A 73-year-old man with BCC of the nasal tip presented 1 week following Mohs excision. His reconstruction was delayed for an additional week for a cardiac work up. Nasal reconstruction was performed with a superior extended nasal myocutaneous flap (SENMI flap) and nasal septal cartilage grafts. The patient developed nasal tip incisional discharge 1 week post-op and was treated with doxycycline. The wound was debrided 3 weeks post-op with finding of ischemic cartilage. The depressed scar was revised 7 weeks postoperatively with ear cartilage grafts.
Delayed reconstruction following Mohs excision is a common occurrence. Some brief delays for 1-2 days are planned in order to coordinate scheduling of Mohs excision and reconstructive surgery. Other delays are due to an underestimation of the Mohs defect and the Mohs surgeon’s ability to reconstruct the defect. The resultant referral to a plastic surgeon invariably delays open wound closure. The open wounds awaiting reconstruction need special considerations.
On the one hand, an open wound left to heal on its own can successfully achieve full secondary intention healing over 4-8 weeks. In some scenarios, a number of complications of open wounds are worth considering.

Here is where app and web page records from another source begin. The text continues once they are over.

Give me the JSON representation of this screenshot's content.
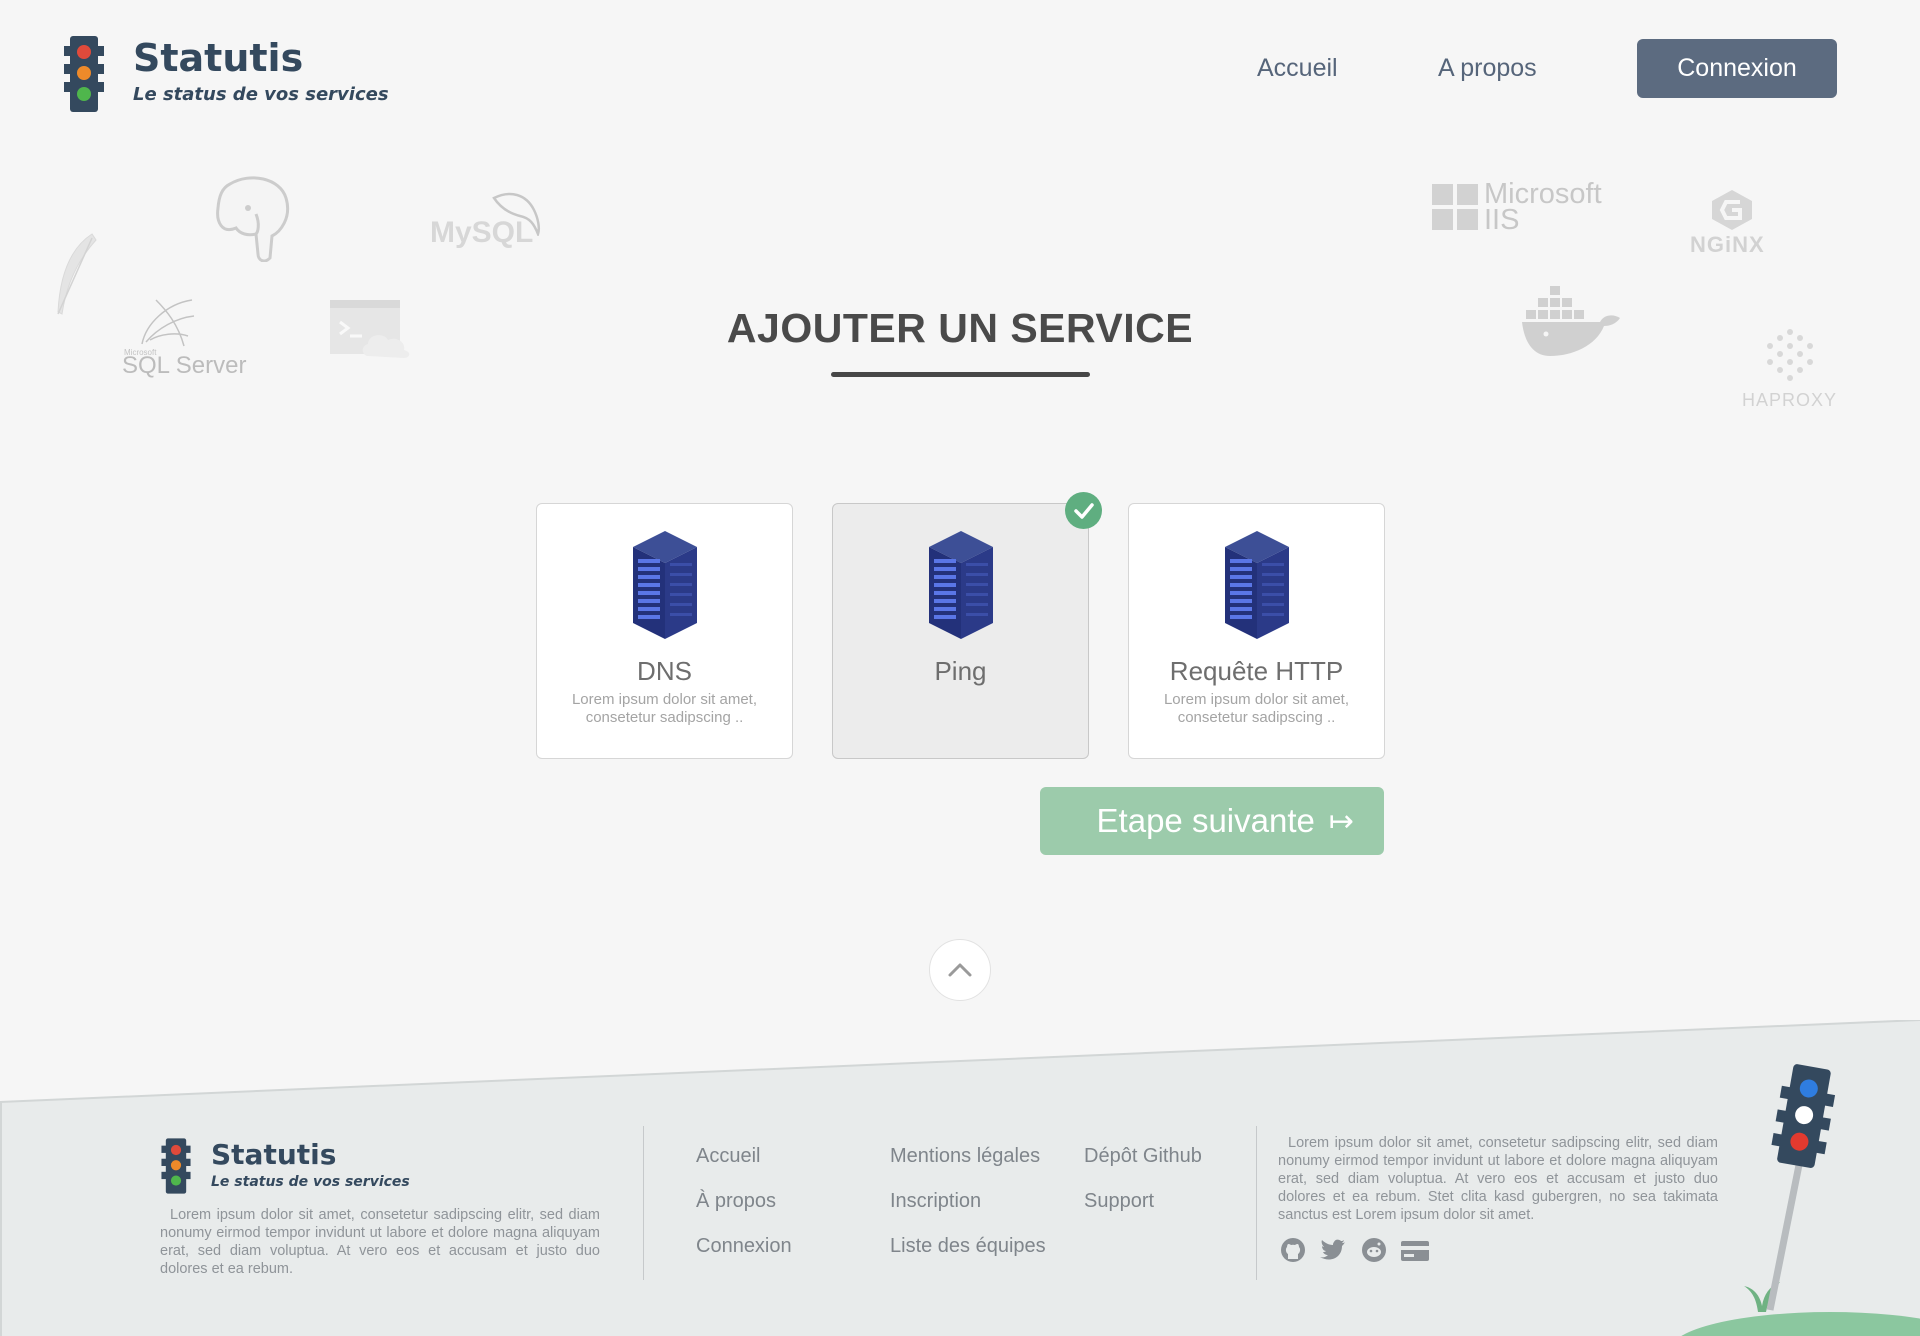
{
  "header": {
    "brand_name": "Statutis",
    "brand_tagline": "Le status de vos services",
    "nav": {
      "home": "Accueil",
      "about": "A propos",
      "login": "Connexion"
    }
  },
  "background_logos": {
    "mysql": "MySQL",
    "sqlserver_small": "Microsoft",
    "sqlserver": "SQL Server",
    "microsoft": "Microsoft",
    "iis": "IIS",
    "nginx": "NGiNX",
    "haproxy": "HAPROXY"
  },
  "main": {
    "title": "AJOUTER UN SERVICE",
    "cards": [
      {
        "title": "DNS",
        "desc": "Lorem ipsum dolor sit amet, consetetur sadipscing ..",
        "selected": false
      },
      {
        "title": "Ping",
        "desc": "",
        "selected": true
      },
      {
        "title": "Requête HTTP",
        "desc": "Lorem ipsum dolor sit amet, consetetur sadipscing ..",
        "selected": false
      }
    ],
    "next_label": "Etape suivante",
    "next_arrow": "↦"
  },
  "footer": {
    "brand_name": "Statutis",
    "brand_tagline": "Le status de vos services",
    "about_text": "Lorem ipsum dolor sit amet, consetetur sadipscing elitr, sed diam nonumy eirmod tempor invidunt ut labore et dolore magna aliquyam erat, sed diam voluptua. At vero eos et accusam et justo duo dolores et ea rebum.",
    "links_col1": [
      "Accueil",
      "À propos",
      "Connexion"
    ],
    "links_col2": [
      "Mentions légales",
      "Inscription",
      "Liste des équipes"
    ],
    "links_col3": [
      "Dépôt Github",
      "Support"
    ],
    "right_text": "Lorem ipsum dolor sit amet, consetetur sadipscing elitr, sed diam nonumy eirmod tempor invidunt ut labore et dolore magna aliquyam erat, sed diam voluptua. At vero eos et accusam et justo duo dolores et ea rebum. Stet clita kasd gubergren, no sea takimata sanctus est Lorem ipsum dolor sit amet.",
    "social_icons": [
      "github-icon",
      "twitter-icon",
      "reddit-icon",
      "credit-card-icon"
    ]
  },
  "colors": {
    "primary": "#5c6b80",
    "success": "#5fae80",
    "next_button": "#9ccbab",
    "footer_bg": "#e8ebeb",
    "brand": "#34495e"
  }
}
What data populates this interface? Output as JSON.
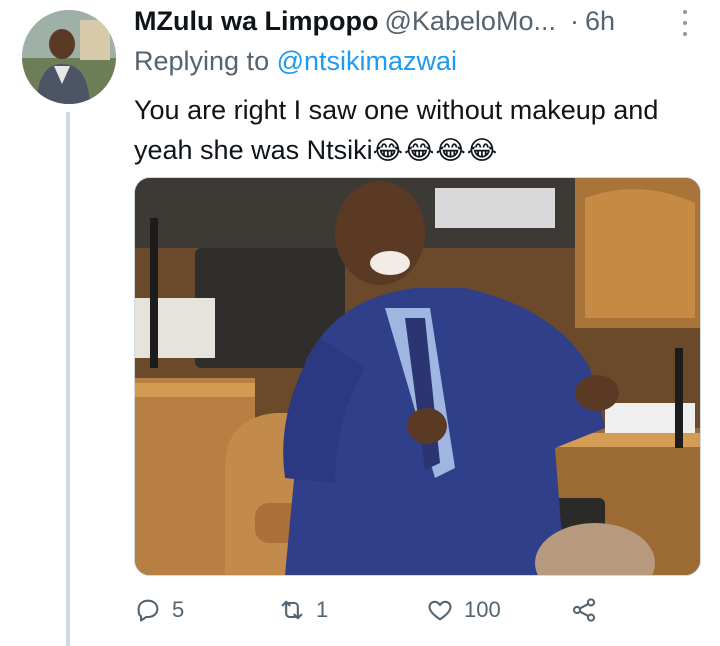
{
  "tweet": {
    "display_name": "MZulu wa Limpopo",
    "handle": "@KabeloMo...",
    "separator": "·",
    "time": "6h",
    "replying_label": "Replying to",
    "replying_to": "@ntsikimazwai",
    "text": "You are right I saw one without makeup and yeah she was Ntsiki",
    "emojis": "😂😂😂😂"
  },
  "actions": {
    "reply_count": "5",
    "retweet_count": "1",
    "like_count": "100"
  },
  "icons": {
    "reply": "reply-icon",
    "retweet": "retweet-icon",
    "like": "heart-icon",
    "share": "share-icon",
    "more": "more-icon"
  },
  "colors": {
    "text": "#0f1419",
    "secondary": "#536471",
    "link": "#1d9bf0",
    "thread_line": "#cfd9de"
  }
}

Contraction of the wound in certain anatomic locations can irreversibly alter the adjacent uninjured tissue. The nasal tip and ala defects will contract, irreversibly shrinking the internal lining of the nasal vestibule and mucosa. Subsequent reconstruction will require robust expansion of the internal lining. In these cases, the delay of wound closure changes a single layer skin reconstruction into a three layered complex reconstruction. Alternatively, acceptance of alar rim retraction with limited reconstruction will be required.
Other sites where contraction will change the reconstructive plan are eyelid defects near the lid margin and ear defects of the helix and scapha. Wound contraction begins around 10 days and completes by 4 weeks. Therefore, reconstruction must be performed within 2 weeks of open wound creation. After 4 weeks, the urgency to reconstruct wanes, and waiting for secondary intention healing to complete is reasonable.
A less common complication of an open wound is exposure of cartilage and its necrosis. Such is the case presented above. Alar cartilage and ear cartilage are at risk of exposure necrosis. When covered with soft tissue reconstruction, the infected dead cartilage forms a draining sinus tract. Its debridement and subsequent cartilage grafting is required to correct the scar.
Infection of the open wound is uncommon in most cutaneous wounds created by Mohs surgery. Exceptions are wounds of lower extremities and hands. Special consideration in immunocompromised, diabetic, and frail patients are also required.
Solutions to avoid complications of open wounds should primarily be based on good planning. Conservatively predicting the resultant Mohs defect is a must. In our center’s experience, the size of the Mohs defect can be predicted within a few millimeters in vast majority of cases. Discussion with the patient about the reconstruction can then take place. If plastic surgery involvement is required, a consultation and work-up coordination occurs prior to Mohs surgery.
In some cases, the extent of pathology is hard to ascertain. In these cases, we perform mapping biopsies of the lesion prior to Mohs excision. This is especially important in melanoma in situ, morpheaform cancers, and high risk cancers such as microcystic adnexal carcinoma and DFSP.
When the impending delay of open wound closure becomes apparent, temporary closure can avoid some complications. The simplest is closure with a porcine xenograft. Inexpensive off-the-shelf options are Mediskin and E-Z Derm. Xenografts avoid tissue desiccation, provide a barrier for contamination, and limit bleeding and oozing. Wound contraction is not avoidable with xenografts or even skin grafts.